Segment Start: DATA FOR PROCESSING

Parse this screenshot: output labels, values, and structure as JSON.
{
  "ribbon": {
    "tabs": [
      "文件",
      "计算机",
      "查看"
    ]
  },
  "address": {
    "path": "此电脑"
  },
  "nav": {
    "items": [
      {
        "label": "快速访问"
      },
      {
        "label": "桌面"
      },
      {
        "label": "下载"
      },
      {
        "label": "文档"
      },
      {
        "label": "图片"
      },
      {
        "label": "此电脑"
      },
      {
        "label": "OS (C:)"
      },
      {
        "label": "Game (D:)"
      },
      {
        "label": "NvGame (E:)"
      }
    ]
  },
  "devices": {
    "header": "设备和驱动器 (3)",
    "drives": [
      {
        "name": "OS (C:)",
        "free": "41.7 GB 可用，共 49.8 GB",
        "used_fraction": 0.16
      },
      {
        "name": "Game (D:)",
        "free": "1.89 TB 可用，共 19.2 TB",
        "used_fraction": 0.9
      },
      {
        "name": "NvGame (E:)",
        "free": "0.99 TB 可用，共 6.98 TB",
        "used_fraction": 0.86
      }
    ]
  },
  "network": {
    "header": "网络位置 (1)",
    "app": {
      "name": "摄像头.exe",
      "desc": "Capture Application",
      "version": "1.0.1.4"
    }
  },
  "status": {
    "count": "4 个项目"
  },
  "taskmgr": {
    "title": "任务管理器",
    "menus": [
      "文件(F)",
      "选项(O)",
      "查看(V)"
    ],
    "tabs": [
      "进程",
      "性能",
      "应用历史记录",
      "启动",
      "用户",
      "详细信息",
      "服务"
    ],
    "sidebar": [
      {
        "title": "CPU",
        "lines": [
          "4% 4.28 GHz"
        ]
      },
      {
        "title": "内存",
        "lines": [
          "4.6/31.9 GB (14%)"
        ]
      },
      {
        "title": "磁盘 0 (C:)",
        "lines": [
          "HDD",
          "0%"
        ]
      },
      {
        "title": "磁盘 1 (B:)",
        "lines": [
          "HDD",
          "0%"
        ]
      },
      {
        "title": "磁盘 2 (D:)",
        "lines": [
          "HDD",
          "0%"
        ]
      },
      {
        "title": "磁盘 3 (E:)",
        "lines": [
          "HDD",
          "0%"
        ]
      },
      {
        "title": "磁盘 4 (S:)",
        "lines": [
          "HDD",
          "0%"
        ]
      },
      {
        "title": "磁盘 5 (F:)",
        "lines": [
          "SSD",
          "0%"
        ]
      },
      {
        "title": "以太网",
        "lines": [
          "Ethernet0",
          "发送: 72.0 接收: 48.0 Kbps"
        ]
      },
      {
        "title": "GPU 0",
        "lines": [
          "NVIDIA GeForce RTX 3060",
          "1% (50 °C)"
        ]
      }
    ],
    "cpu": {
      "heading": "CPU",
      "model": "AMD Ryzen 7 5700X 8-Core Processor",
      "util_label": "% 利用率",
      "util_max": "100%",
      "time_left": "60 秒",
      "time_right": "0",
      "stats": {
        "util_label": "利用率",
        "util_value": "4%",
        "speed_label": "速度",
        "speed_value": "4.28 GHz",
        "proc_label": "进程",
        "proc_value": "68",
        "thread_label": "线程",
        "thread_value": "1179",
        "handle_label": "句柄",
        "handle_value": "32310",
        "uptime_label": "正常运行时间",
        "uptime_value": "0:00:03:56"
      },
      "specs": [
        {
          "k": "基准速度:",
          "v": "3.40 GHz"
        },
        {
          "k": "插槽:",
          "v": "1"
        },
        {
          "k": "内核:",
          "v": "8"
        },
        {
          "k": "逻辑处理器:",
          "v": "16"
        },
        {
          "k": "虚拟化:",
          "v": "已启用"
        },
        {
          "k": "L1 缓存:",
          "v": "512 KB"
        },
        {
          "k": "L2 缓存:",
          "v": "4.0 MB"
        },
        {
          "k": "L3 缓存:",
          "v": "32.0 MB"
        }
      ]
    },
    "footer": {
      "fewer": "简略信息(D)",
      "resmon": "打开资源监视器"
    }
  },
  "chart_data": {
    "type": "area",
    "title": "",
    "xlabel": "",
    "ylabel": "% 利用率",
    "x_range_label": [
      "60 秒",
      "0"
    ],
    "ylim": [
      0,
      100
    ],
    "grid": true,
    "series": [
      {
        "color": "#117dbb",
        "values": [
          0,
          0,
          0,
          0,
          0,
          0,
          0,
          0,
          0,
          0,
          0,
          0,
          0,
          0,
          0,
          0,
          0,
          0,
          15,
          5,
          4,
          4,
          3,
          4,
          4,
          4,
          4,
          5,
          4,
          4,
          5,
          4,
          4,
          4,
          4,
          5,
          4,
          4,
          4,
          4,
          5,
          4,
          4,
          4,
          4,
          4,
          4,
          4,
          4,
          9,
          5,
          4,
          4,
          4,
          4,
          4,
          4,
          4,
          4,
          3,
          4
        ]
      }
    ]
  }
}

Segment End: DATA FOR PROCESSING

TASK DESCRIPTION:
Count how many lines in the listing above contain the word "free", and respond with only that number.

WRITTEN REPLY:
3